US$80-m boost for JWN rum production
A US$80-million investment by Italian spirits company Campari Group Limited will see its local subsidiary, J Wray & Nephew Limited (JWN), ramp up its output of rum to meet growing international demand, as well as improve is waste-management systems.
On Friday, Campari Group executives joined by members of the political directorate commissioned into operation a new column still valued at US$14.1 million and unveiled a US$65-million Vinasse (dunder) treatment plant slated for completion in 12 months at its New Yarmouth distillery in Gimme-Me-Bit, Clarendon.
Construction of the “one-of-a-kind”, “state-of-the art” column still began in the summer of 2020 and was completed in October 2021. The technology was designed to enable automated operation and control in the rum-making process and will cut JWN’s energy consumption by about 30 per cent while reducing waste generation of dunder by around 20 per cent.
Dunder is the waste left from rum distillation, comprising ammonia and sulphur compounds, which can have a negative impact on the environment if not treated.
The new equipment will also enable JWN to triple its production capacity from 20,000 litres of rum to 60,000 litres, according to Campari Vice-President of Manufacturing — Americas Crea Kitcher.

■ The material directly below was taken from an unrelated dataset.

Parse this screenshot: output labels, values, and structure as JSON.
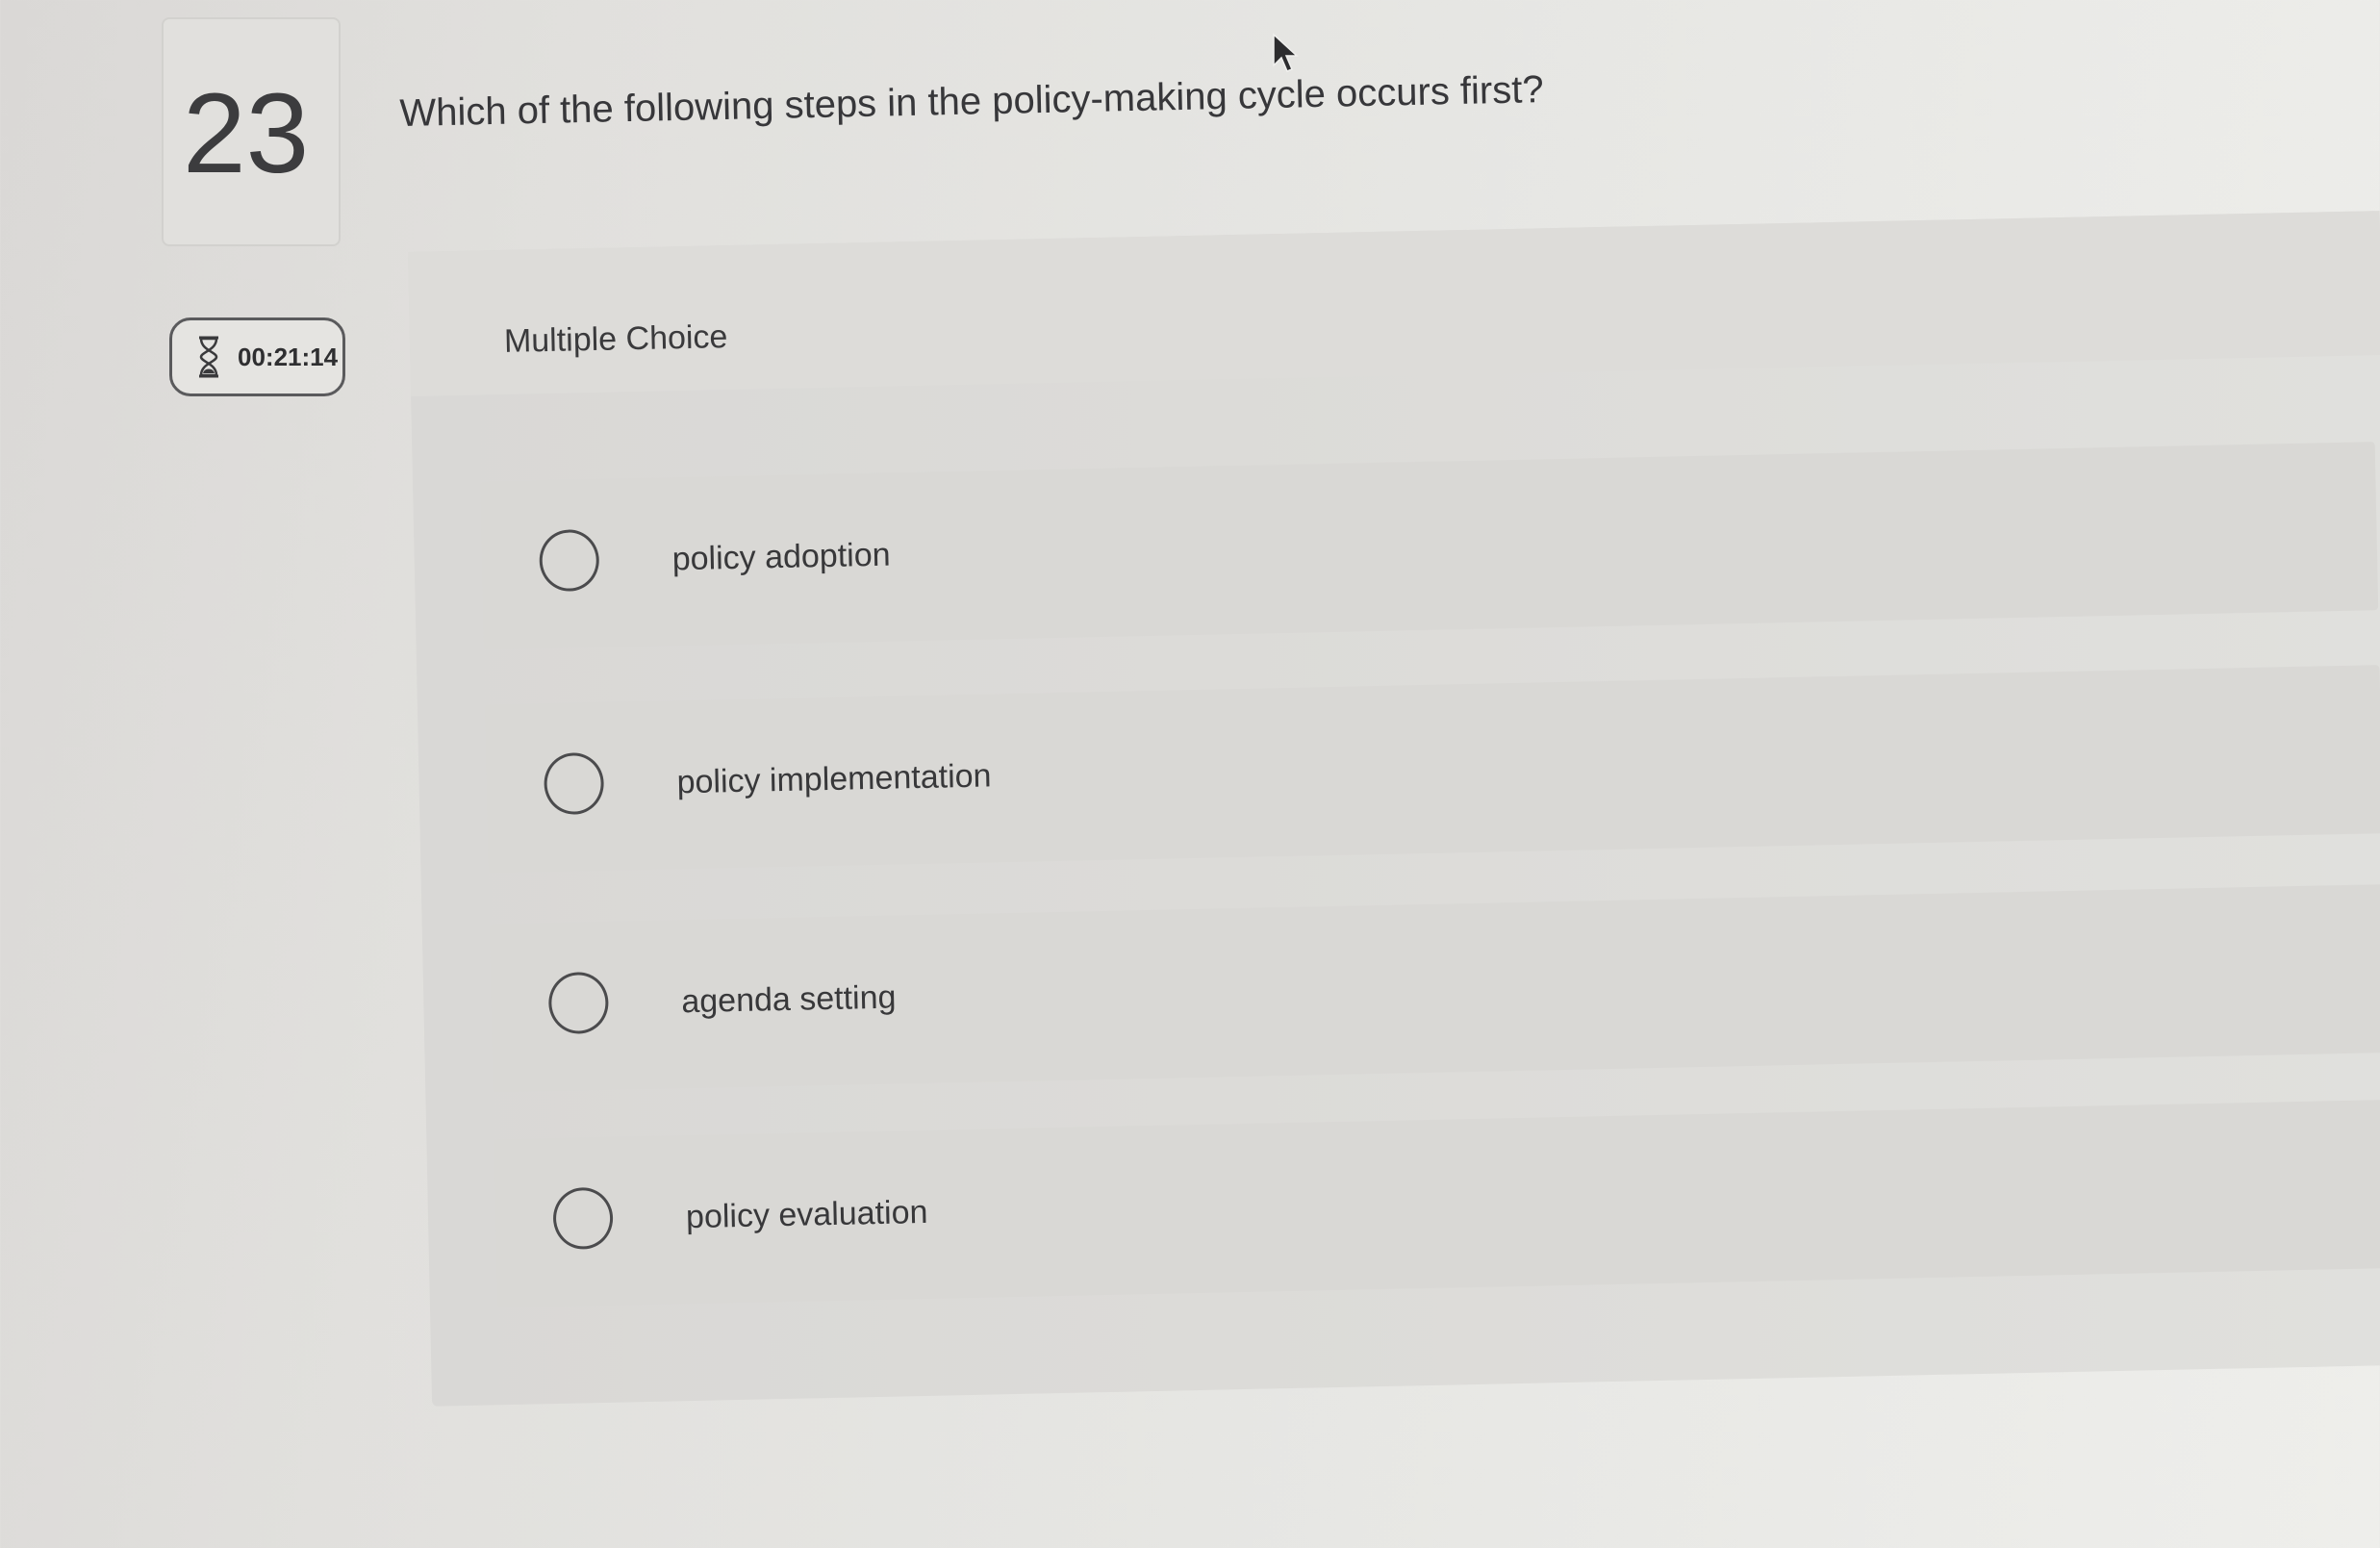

Additionally, it allows the company to increase the number of marques it is able to produce.
“The ability to produce multiple rum marques from a single column means that it increases the amount of rum that can be produced. This means that even more will be produced to supply demand, ensuring there are no shortages of rum here and a significantly increased production to take advantage of the global market,” chairman of the Spirits Pool Association Clement “Jimmy” Lawrence explained.
He also pointed out that this bodes well for the spirits industry and, by extension, Jamaica, which will realise increased earnings in foreign exchange through additional exports of rum.

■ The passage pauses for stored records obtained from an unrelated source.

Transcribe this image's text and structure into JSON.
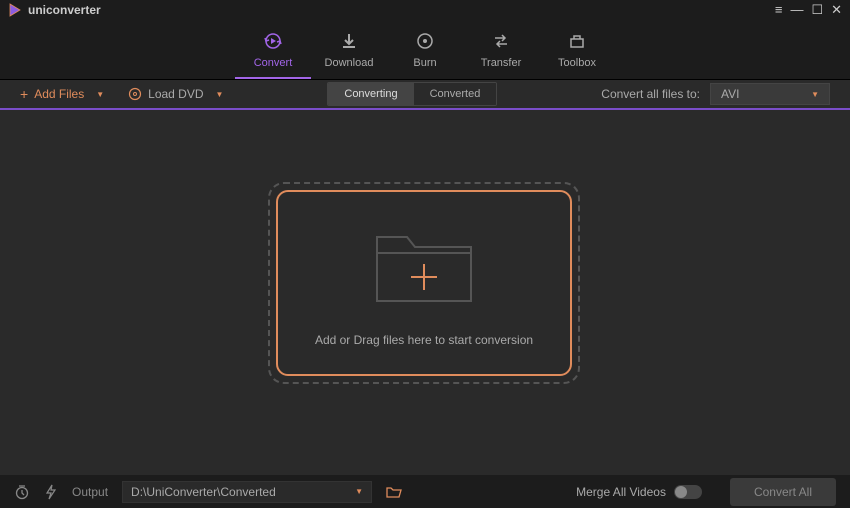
{
  "app": {
    "name": "uniconverter"
  },
  "nav": {
    "items": [
      {
        "label": "Convert"
      },
      {
        "label": "Download"
      },
      {
        "label": "Burn"
      },
      {
        "label": "Transfer"
      },
      {
        "label": "Toolbox"
      }
    ]
  },
  "toolbar": {
    "add_files": "Add Files",
    "load_dvd": "Load DVD",
    "tabs": {
      "converting": "Converting",
      "converted": "Converted"
    },
    "convert_all_label": "Convert all files to:",
    "convert_format": "AVI"
  },
  "dropzone": {
    "text": "Add or Drag files here to start conversion"
  },
  "footer": {
    "output_label": "Output",
    "output_path": "D:\\UniConverter\\Converted",
    "merge_label": "Merge All Videos",
    "convert_all": "Convert All"
  }
}
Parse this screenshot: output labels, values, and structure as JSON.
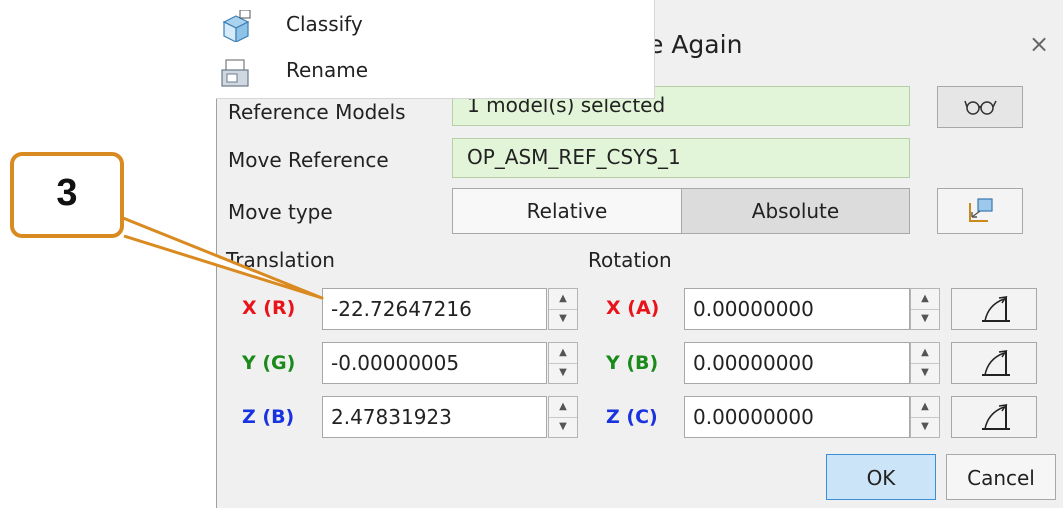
{
  "dialog": {
    "title_partial": "e Again",
    "close_glyph": "×"
  },
  "menu": {
    "items": [
      {
        "label": "Classify",
        "icon": "classify-icon"
      },
      {
        "label": "Rename",
        "icon": "rename-icon"
      }
    ]
  },
  "reference_models": {
    "label": "Reference Models",
    "value": "1 model(s) selected",
    "button_icon": "glasses-icon"
  },
  "move_reference": {
    "label": "Move Reference",
    "value": "OP_ASM_REF_CSYS_1"
  },
  "move_type": {
    "label": "Move type",
    "options": [
      "Relative",
      "Absolute"
    ],
    "selected": "Absolute",
    "button_icon": "move-frame-icon"
  },
  "translation": {
    "label": "Translation",
    "rows": [
      {
        "axis": "X (R)",
        "value": "-22.72647216",
        "color": "#e8141a"
      },
      {
        "axis": "Y (G)",
        "value": "-0.00000005",
        "color": "#1a8a1a"
      },
      {
        "axis": "Z (B)",
        "value": "2.47831923",
        "color": "#1a33e0"
      }
    ]
  },
  "rotation": {
    "label": "Rotation",
    "rows": [
      {
        "axis": "X (A)",
        "value": "0.00000000",
        "color": "#e8141a"
      },
      {
        "axis": "Y (B)",
        "value": "0.00000000",
        "color": "#1a8a1a"
      },
      {
        "axis": "Z (C)",
        "value": "0.00000000",
        "color": "#1a33e0"
      }
    ]
  },
  "footer": {
    "ok_label": "OK",
    "cancel_label": "Cancel"
  },
  "callout": {
    "number": "3",
    "color": "#d98a20"
  }
}
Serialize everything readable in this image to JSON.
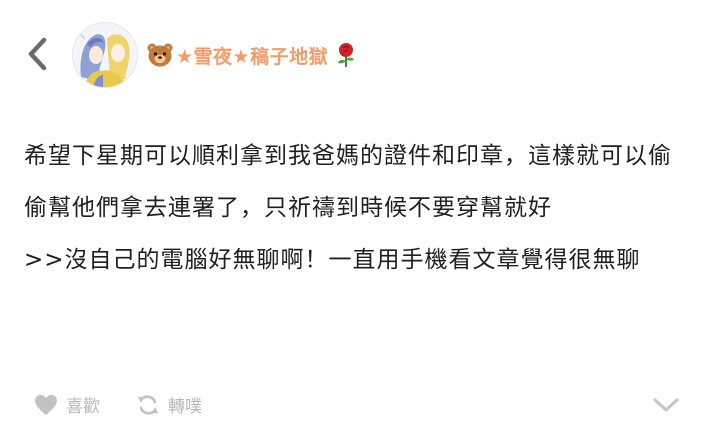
{
  "post": {
    "author": {
      "emoji_left": "bear-face-emoji",
      "name": "★雪夜★稿子地獄",
      "emoji_right": "rose-emoji"
    },
    "paragraphs": [
      "希望下星期可以順利拿到我爸媽的證件和印章，這樣就可以偷偷幫他們拿去連署了，只祈禱到時候不要穿幫就好",
      ">>沒自己的電腦好無聊啊！一直用手機看文章覺得很無聊"
    ]
  },
  "actions": {
    "like_label": "喜歡",
    "repost_label": "轉噗"
  },
  "icons": {
    "back": "chevron-left-icon",
    "like": "heart-icon",
    "repost": "repost-icon",
    "expand": "chevron-down-icon"
  },
  "colors": {
    "author_name": "#f39c6b",
    "action_gray": "#b8b8b8",
    "text": "#1f1f1f"
  }
}
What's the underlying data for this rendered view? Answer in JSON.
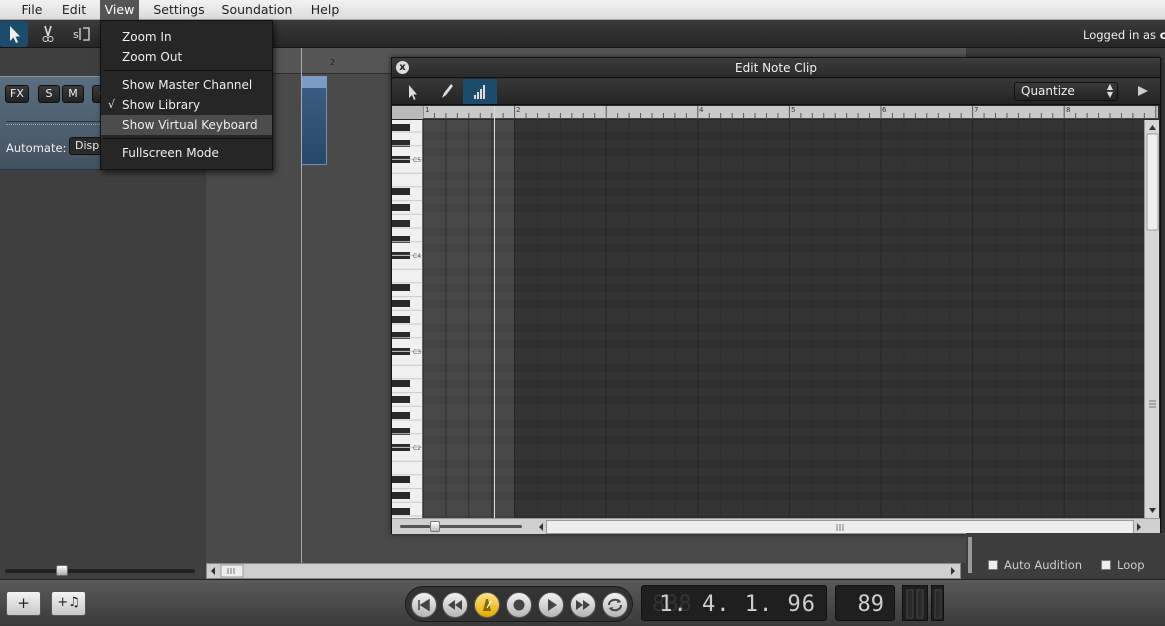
{
  "menubar": {
    "items": [
      "File",
      "Edit",
      "View",
      "Settings",
      "Soundation",
      "Help"
    ],
    "active": "View"
  },
  "toolbar": {
    "tools": [
      "pointer-tool",
      "cut-tool",
      "slip-tool"
    ],
    "logged_in_label": "Logged in as",
    "username": "cec"
  },
  "view_menu": {
    "zoom_in": "Zoom In",
    "zoom_out": "Zoom Out",
    "show_master_channel": "Show Master Channel",
    "show_library": "Show Library",
    "show_library_checked": true,
    "check_mark": "√",
    "show_virtual_keyboard": "Show Virtual Keyboard",
    "fullscreen_mode": "Fullscreen Mode",
    "highlighted": "Show Virtual Keyboard"
  },
  "track": {
    "fx": "FX",
    "solo": "S",
    "mute": "M",
    "extra": "C",
    "automate_label": "Automate:",
    "automate_value": "Disp"
  },
  "arrange_ruler": {
    "marks": [
      "2"
    ]
  },
  "note_window": {
    "title": "Edit Note Clip",
    "close": "x",
    "quantize": "Quantize",
    "ruler_marks": [
      "1",
      "2",
      "4",
      "5",
      "6",
      "7",
      "8"
    ],
    "octave_labels": [
      "C5",
      "C4",
      "C3",
      "C2"
    ]
  },
  "options": {
    "auto_audition": "Auto Audition",
    "loop": "Loop"
  },
  "bottom": {
    "add_track": "+",
    "add_instrument": "+♫"
  },
  "transport": {
    "buttons": [
      "rewind-to-start",
      "rewind",
      "metronome",
      "record",
      "play",
      "fast-forward",
      "loop"
    ],
    "position": "1. 4. 1.  96",
    "position_ghost": "888",
    "tempo": "89"
  },
  "colors": {
    "accent": "#1d4b6b",
    "menu_highlight": "#4c4c4c",
    "metronome_active": "#e5a800"
  }
}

Speaking to the
Jamaica Observer during a tour of the plant, Lawrence pointed out that the new investments being commissioned are “a part of what we dreamed of” now becoming reality. The former JWN chairman, who served the local rum producer from 2016 to 2021, said while there was a commitment to achieve such investments, “there wasn’t the necessary resources to make all of this happen”. Nevertheless, he is satisfied with the accomplishment.
The column is one of the largest in the Caribbean and is uniquely designed with technology to consume about 20 per cent less energy when compared to regional standards. In addition to optimising energy, it delivers improved waste generation by reducing about 27 per cent of dunder.
According to JWN Senior Director of Supply Chain Georgina Rueda, “Both the energy efficiency and waste reduction are key steps in our sustainability journey.”
At the same time, the company’s dunder treatment plant will convert the waste material into concentrated molasses solids, which can be used to create animal feed for livestock, and combine it with water for the fertigation of crops. As such, JWN will ensure that its waste management needs are met as it increases production.
Managing director of JWN Jean-Philippe Beyer pointed out that the plant has created “a commercially viable and environmentally-friendly solution to address” the challenge of waste management.
“As our distillery’s capacity has doubled, we are producing more dunder than ever. The new plant will treat the waste sustainably, allowing us to overcome challenges posed by adverse weather conditions and changing weather patterns due to global warming,” he explained.
Now in its first phase, the dunder treatment plant will process approximately 264,000 cubic metres of waste in 2024. However, when asked by
Observer for a timeline for the second phase of development, Kitcher said that there was none finalised for this year.
Welcoming the new investments, minister without portfolio in the Ministry of Economic Growth and Job Creation Senator Matthew Samuda said the initiatives demonstrate that “in working with government and looking at the regulatory framework and queueing up investments in a sensible way, Jamaica can achieve its environmental targets while achieving the prosperity and economic development we all seek.”
Since acquiring the JWN operation in 2012 Campari has invested more than $193 million in the local entity. Of that amount, US$6.2 million was invested in a wastewater treatment plant, solar photovoltaic system, and solid waste recycling facility at the company’s Spanish Town Road plant in St Andrew; and US$7 million was invested in the branding of the Joy Spence Experience at Appleton Estate in St Elizabeth.
Campari CEO Bob Kunze-Concewitz pointed out, too, that the company has invested in the creation of an Appleton Estate duty-free boutique at Sangster International Airport in Montego Bay. The company has also invested US$10 million annually in the local brand.